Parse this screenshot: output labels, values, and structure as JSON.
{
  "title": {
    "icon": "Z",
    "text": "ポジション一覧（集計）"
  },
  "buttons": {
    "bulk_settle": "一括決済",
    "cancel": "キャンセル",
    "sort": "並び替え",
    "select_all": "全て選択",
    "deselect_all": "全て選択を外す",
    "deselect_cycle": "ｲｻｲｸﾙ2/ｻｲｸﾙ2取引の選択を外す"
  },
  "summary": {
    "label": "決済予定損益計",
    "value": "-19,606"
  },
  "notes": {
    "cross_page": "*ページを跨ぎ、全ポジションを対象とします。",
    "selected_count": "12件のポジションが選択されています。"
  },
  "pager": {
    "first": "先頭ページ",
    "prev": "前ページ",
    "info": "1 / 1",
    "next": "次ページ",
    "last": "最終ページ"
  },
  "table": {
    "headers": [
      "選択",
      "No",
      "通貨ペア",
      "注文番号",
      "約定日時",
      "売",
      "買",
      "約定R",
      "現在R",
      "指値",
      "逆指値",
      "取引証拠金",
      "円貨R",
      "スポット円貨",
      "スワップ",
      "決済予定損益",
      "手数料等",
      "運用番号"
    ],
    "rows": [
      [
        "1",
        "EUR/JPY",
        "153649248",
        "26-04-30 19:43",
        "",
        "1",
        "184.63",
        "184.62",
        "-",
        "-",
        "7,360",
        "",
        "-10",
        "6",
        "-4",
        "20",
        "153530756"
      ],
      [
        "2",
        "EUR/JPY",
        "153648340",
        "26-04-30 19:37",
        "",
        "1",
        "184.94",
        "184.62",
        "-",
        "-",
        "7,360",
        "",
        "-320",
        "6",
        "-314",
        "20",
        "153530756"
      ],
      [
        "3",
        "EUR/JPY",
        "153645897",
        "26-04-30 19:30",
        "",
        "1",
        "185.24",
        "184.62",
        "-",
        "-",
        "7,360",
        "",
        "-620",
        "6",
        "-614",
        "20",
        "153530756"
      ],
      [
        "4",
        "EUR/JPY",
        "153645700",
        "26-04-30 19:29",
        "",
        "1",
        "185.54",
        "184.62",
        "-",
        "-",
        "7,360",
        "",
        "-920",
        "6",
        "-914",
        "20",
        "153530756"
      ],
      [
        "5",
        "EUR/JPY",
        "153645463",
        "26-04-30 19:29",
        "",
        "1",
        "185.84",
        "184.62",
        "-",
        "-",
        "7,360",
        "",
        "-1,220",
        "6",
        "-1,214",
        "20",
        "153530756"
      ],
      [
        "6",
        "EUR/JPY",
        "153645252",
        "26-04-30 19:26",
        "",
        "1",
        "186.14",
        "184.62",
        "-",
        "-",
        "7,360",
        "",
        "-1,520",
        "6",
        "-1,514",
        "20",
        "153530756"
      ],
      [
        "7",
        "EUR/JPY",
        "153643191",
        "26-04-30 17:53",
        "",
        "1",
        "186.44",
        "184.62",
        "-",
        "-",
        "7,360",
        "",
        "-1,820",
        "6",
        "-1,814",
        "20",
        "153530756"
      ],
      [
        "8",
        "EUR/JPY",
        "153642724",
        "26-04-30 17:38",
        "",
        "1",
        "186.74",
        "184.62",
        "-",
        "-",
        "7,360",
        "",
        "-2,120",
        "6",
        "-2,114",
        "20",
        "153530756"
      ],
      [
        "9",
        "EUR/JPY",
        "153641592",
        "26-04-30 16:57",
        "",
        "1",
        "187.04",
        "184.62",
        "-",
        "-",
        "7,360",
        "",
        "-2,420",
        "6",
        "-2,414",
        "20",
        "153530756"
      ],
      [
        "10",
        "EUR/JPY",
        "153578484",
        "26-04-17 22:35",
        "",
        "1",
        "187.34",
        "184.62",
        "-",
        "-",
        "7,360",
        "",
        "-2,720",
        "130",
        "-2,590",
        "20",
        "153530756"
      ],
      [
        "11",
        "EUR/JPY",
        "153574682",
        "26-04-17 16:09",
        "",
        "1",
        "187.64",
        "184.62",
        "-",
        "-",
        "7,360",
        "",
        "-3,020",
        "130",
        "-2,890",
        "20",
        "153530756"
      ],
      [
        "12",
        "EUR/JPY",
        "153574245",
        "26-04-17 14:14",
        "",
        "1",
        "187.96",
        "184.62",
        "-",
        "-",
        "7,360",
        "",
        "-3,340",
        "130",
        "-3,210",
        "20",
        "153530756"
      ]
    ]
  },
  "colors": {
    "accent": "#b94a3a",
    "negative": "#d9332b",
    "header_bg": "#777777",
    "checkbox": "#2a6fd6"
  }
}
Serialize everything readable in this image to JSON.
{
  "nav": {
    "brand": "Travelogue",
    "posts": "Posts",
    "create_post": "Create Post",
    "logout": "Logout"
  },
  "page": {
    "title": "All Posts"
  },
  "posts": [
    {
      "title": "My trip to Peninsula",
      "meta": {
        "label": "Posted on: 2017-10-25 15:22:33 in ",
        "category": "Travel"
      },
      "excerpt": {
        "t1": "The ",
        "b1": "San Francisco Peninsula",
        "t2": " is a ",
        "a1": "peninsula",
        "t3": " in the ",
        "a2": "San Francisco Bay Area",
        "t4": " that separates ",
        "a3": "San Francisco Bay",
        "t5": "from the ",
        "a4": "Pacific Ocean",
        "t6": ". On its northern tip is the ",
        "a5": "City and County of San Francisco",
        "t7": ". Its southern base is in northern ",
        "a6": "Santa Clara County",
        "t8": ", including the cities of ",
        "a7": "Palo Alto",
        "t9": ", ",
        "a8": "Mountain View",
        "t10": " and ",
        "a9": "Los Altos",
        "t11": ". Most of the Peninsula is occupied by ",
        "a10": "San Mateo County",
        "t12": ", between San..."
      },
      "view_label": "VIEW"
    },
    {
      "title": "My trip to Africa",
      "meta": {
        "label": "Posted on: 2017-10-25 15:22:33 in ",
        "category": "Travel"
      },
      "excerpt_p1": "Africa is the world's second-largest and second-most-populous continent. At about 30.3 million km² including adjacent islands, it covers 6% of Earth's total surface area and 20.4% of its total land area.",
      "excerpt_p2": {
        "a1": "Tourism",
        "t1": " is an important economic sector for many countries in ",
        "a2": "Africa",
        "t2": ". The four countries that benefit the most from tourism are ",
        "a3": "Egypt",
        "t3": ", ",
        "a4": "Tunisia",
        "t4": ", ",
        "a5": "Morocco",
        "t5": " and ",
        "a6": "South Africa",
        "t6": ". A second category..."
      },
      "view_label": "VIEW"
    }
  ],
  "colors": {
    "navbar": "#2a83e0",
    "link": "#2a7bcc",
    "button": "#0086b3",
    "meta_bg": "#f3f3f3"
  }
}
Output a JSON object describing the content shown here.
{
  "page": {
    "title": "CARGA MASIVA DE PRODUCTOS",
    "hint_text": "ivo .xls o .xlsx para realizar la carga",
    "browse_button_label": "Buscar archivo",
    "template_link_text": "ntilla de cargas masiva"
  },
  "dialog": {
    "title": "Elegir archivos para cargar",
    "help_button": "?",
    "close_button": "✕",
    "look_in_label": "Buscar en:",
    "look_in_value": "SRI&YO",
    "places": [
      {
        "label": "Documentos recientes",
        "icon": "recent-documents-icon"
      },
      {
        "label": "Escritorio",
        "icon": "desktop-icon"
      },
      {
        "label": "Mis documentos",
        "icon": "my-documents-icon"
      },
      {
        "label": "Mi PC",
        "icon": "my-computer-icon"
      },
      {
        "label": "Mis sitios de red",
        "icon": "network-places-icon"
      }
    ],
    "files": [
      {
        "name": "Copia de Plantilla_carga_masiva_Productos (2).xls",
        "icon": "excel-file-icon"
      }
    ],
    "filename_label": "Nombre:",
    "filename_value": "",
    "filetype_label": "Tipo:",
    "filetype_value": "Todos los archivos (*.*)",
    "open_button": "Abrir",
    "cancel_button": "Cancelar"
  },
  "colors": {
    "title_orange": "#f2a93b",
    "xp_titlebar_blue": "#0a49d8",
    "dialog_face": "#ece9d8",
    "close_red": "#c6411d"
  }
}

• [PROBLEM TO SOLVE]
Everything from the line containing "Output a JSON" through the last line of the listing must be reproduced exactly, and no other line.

• [ANSWER TO THE PROBLEM]
Output a JSON object describing the content shown here.
{
  "page": {
    "title": "CARGA MASIVA DE PRODUCTOS",
    "hint_text": "ivo .xls o .xlsx para realizar la carga",
    "browse_button_label": "Buscar archivo",
    "template_link_text": "ntilla de cargas masiva"
  },
  "dialog": {
    "title": "Elegir archivos para cargar",
    "help_button": "?",
    "close_button": "✕",
    "look_in_label": "Buscar en:",
    "look_in_value": "SRI&YO",
    "places": [
      {
        "label": "Documentos recientes",
        "icon": "recent-documents-icon"
      },
      {
        "label": "Escritorio",
        "icon": "desktop-icon"
      },
      {
        "label": "Mis documentos",
        "icon": "my-documents-icon"
      },
      {
        "label": "Mi PC",
        "icon": "my-computer-icon"
      },
      {
        "label": "Mis sitios de red",
        "icon": "network-places-icon"
      }
    ],
    "files": [
      {
        "name": "Copia de Plantilla_carga_masiva_Productos (2).xls",
        "icon": "excel-file-icon"
      }
    ],
    "filename_label": "Nombre:",
    "filename_value": "",
    "filetype_label": "Tipo:",
    "filetype_value": "Todos los archivos (*.*)",
    "open_button": "Abrir",
    "cancel_button": "Cancelar"
  },
  "colors": {
    "title_orange": "#f2a93b",
    "xp_titlebar_blue": "#0a49d8",
    "dialog_face": "#ece9d8",
    "close_red": "#c6411d"
  }
}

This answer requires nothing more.